It is perhaps fitting and inevitable that it is a Luo intellectual who pronounced the failure of the project. I think it is about time that the Luo Nation asked itself whether it is not time to cut its losses. If the Luo Nation channelled its considerable human capital and political energy to the development of Luoland, it will without doubt be an enviable nation and economic powerhouse in no time.
The Mt Kenya Nation. The ten counties that have constituted themselves as Central Kenya (Kiambu, Murang’a, Nyeri, Kirinyaga, Embu, Nyandarua, Meru, Tharaka-Nithi, Laikipia and Nakuru) have about the same population (8.5 million) and land area (40,000 sq.km) as Switzerland. Switzerland, despite being landlocked and a non-member of the EU, is the most prosperous country in Europe.
There is an increasingly popular narrative in the region that it contributes a disproportionate share of revenue to the Exchequer and gets much less than its fair share.

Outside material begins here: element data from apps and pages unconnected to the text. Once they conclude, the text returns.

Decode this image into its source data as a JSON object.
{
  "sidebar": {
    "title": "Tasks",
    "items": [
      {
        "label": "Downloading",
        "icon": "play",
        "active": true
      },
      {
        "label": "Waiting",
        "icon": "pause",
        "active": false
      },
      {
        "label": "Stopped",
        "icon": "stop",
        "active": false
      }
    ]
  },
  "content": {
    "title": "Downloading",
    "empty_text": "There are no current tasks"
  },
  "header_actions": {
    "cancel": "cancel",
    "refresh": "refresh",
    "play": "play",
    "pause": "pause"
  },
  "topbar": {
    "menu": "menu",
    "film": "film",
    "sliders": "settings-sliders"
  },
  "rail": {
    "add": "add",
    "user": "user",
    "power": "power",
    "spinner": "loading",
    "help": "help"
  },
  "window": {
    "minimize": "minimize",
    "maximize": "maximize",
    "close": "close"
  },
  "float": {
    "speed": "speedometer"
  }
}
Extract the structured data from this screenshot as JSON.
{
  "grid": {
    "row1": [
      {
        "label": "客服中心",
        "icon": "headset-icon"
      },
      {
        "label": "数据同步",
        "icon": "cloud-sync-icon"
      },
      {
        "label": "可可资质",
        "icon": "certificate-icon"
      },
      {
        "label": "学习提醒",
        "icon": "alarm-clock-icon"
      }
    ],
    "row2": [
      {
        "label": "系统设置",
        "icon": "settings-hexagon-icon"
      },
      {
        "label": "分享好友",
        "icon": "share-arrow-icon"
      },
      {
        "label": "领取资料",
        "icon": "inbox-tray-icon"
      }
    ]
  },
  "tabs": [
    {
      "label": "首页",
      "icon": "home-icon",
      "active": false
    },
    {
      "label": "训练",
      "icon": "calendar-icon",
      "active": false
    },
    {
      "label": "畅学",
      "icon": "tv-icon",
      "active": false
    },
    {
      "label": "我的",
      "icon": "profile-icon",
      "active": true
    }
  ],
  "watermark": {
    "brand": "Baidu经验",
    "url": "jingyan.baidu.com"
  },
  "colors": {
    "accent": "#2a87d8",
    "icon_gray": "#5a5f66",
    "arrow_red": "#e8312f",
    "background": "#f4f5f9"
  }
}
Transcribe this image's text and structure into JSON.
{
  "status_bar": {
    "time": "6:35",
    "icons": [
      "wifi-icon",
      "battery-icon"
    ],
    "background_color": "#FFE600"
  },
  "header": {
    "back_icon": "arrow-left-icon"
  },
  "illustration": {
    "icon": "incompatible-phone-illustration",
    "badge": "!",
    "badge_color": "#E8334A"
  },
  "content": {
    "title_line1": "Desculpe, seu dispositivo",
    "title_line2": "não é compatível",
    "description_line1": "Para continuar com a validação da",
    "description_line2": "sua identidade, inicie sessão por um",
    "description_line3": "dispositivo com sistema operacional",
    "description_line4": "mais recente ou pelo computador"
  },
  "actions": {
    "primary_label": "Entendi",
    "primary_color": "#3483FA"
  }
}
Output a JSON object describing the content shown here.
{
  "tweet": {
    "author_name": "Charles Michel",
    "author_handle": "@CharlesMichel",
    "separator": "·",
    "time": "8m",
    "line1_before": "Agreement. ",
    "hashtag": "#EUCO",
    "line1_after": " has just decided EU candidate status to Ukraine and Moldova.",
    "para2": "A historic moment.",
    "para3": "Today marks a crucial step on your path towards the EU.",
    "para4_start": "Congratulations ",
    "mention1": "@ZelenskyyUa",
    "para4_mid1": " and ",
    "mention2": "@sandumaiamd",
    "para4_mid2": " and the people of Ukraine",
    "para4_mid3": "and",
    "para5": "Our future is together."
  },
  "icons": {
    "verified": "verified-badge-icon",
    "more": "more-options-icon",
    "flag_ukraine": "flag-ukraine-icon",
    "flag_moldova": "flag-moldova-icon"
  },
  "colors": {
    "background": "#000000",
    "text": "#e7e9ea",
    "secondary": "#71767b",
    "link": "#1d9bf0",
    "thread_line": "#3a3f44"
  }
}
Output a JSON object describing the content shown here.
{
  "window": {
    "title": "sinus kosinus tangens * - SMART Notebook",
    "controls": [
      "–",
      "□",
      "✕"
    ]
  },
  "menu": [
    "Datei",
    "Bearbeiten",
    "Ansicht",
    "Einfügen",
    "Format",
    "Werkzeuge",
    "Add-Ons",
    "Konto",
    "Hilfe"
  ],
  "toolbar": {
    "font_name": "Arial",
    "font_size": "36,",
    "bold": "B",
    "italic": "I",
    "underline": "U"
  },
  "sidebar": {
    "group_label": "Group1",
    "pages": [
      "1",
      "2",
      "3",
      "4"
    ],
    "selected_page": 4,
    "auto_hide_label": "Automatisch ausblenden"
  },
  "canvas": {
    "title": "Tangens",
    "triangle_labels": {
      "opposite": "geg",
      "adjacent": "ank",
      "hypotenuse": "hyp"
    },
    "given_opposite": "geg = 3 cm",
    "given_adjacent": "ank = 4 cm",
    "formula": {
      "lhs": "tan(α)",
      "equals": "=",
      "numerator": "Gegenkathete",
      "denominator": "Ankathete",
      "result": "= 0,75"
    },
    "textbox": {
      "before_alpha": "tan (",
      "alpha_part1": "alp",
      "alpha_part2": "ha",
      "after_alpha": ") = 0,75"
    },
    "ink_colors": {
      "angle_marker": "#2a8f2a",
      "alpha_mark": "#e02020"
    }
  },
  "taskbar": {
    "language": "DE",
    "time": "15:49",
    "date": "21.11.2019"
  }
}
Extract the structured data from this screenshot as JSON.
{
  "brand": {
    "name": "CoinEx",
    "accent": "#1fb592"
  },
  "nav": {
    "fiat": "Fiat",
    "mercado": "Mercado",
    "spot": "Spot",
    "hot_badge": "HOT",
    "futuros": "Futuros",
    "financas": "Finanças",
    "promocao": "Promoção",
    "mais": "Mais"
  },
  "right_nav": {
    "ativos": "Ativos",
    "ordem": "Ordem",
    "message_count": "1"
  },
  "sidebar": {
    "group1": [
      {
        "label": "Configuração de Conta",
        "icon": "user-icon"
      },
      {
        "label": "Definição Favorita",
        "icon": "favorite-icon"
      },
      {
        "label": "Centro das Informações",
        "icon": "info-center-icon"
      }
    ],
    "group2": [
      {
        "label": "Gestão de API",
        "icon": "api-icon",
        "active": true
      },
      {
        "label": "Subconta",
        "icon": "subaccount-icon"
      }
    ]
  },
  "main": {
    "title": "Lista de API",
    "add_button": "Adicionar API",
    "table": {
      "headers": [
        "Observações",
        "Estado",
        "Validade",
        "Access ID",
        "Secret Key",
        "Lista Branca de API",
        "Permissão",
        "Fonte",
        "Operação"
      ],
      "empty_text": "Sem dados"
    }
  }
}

It is the narrative underpinning Gatundu South MP Moses Kuria’s “Punda Amechoka” signature initiative. If that be the case, the region, I should say we, have the most to gain economically from autonomy.
The challenge for the Mt Nation is its large diaspora, particularly the land-owning ones in the Rift Valley and at the Coast.
But these are issues that the respective nations would be left to resolve bilaterally. It is not fair that all the nations should be dragged into wars or live under tyranny because of Kikuyu and Kalenjin nations land feuds.
After 70 years of a failed nationalist project, former Yugoslavia’s decade-long genocidal wars claimed over 140,000 lives and displaced over 4 million people. To what end?
The country still broke up — balkanised to be specific, into six successful ethnic nations (Serbia may yet yield one or two more). They could have broken up peacefully like the Soviet Union.
What are we waiting for, a genocide? Reke tumanwo (We’d better go our separate ways).